The support of family and friends /
The family mobilizes

The family mobilizes

Unwavering solidarity

In 1895 and in the years that followed, those with the last name of Dreyfus were given the right to change their names either by adding their given names-hence the appearance of names like Gaston-Dreyfus and Louis-Dreyfus-or changing them altogether-Bickart and Lantz were two examples, and a certain Captain Paul-Émile Dreyfus became Captain Deslaurens. Throughout this time, Alfred's family and that of his wife remained united, even when they failed to get the papers to print "even a line against the slanderous gossip" and when they felt dishonored "for the sole reason that they were of a different religion than the majority of the nation."
Henriette's son was asked to write to his uncle: "He needs all of our affection, and he deserves it above all." Jacques and Léon Dreyfus-mill owners like their brother Mathieu-sought support among Alsatian industrialists, but they also traveled to Paris like their sisters and their brother-in-law Joseph Valabrègue. To Henriette, Joseph described Lucie's faith in her husband's honor, "so complete, so vast that it does us good"; it was in the Valabrègues' house that Alfred would spend his first days of freedom in the fall of 1899.
The family sent letters to Guyana, even after learning the terms of his confinement from Alfred's first letter; he was unable to write to them all: "my brain cannot go on and my despair is too great."

Support after the pardon

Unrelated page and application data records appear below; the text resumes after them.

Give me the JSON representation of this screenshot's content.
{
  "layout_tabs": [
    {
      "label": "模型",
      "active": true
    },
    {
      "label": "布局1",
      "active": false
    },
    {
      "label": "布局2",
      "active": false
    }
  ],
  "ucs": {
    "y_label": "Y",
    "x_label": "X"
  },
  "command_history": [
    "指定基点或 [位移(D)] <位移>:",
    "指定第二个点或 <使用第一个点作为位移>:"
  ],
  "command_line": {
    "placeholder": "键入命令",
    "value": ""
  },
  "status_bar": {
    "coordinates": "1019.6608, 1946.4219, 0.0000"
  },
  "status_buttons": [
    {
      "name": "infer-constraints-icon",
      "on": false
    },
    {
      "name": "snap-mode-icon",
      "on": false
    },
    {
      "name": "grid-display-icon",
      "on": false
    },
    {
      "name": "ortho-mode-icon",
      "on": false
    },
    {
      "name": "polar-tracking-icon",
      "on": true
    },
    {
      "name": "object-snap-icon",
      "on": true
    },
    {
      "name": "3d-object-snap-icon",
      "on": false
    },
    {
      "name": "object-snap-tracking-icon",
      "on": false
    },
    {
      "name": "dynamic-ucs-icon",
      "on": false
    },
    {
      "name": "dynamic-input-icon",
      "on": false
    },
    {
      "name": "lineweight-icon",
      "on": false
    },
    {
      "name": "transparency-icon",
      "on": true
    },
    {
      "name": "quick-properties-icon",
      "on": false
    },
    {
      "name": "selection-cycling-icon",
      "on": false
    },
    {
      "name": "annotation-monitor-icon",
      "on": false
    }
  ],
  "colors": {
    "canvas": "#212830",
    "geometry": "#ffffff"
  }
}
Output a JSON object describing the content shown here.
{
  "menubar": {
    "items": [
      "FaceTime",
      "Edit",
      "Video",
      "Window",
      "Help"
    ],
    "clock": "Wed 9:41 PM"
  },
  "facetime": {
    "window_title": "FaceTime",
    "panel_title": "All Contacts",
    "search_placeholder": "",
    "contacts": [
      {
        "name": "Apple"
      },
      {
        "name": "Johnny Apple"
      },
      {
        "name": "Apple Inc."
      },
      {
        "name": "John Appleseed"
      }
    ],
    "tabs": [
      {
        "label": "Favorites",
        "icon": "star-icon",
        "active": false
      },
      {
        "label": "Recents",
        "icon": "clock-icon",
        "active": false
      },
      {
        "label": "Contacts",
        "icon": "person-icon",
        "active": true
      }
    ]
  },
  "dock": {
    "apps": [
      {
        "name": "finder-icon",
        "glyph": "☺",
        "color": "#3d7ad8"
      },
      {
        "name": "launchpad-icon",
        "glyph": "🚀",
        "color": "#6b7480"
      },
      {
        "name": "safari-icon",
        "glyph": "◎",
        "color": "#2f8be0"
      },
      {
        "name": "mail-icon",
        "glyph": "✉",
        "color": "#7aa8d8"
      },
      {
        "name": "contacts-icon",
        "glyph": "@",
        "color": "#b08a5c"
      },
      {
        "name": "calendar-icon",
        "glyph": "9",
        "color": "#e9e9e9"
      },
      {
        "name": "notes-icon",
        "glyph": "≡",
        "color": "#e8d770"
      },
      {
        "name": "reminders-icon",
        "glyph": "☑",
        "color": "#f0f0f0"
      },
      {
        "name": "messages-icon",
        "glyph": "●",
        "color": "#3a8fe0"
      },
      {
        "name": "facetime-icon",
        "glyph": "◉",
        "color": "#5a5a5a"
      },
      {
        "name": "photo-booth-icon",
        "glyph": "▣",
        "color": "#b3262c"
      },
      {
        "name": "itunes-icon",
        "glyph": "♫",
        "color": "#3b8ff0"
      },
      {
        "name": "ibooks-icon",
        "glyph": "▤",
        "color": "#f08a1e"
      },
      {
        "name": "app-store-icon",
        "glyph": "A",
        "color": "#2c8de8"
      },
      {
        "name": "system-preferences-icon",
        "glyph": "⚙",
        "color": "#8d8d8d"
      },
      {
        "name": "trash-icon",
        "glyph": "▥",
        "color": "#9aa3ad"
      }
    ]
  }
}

After his brother's pardon, which he actively championed due to Alfred's health, Mathieu accompanied his brother from Nantes to Carpentras to their sister's house. Everyone experienced a lull, a pause in the long series of sufferings that had been shared by all (from Dreyfus's diary). The time had faded when, on Devil's Island, the desperate man had feared that his family and friends were not fighting for him strongly enough.
Leon and Mathieu took part in the 1903 meeting that preceded the speech by Jaurès, by means of which the process of rehabilitation really got underway. It is clear, however, that it was Mathieu who remained the closest to Alfred. Early in 1900, Alfred, who was the younger, described the unbreakable ties that bound him to his older brother, bonds that were formed in their adolescence in Paris and, above all, in those five devoted years "the greatness of which no words can describe."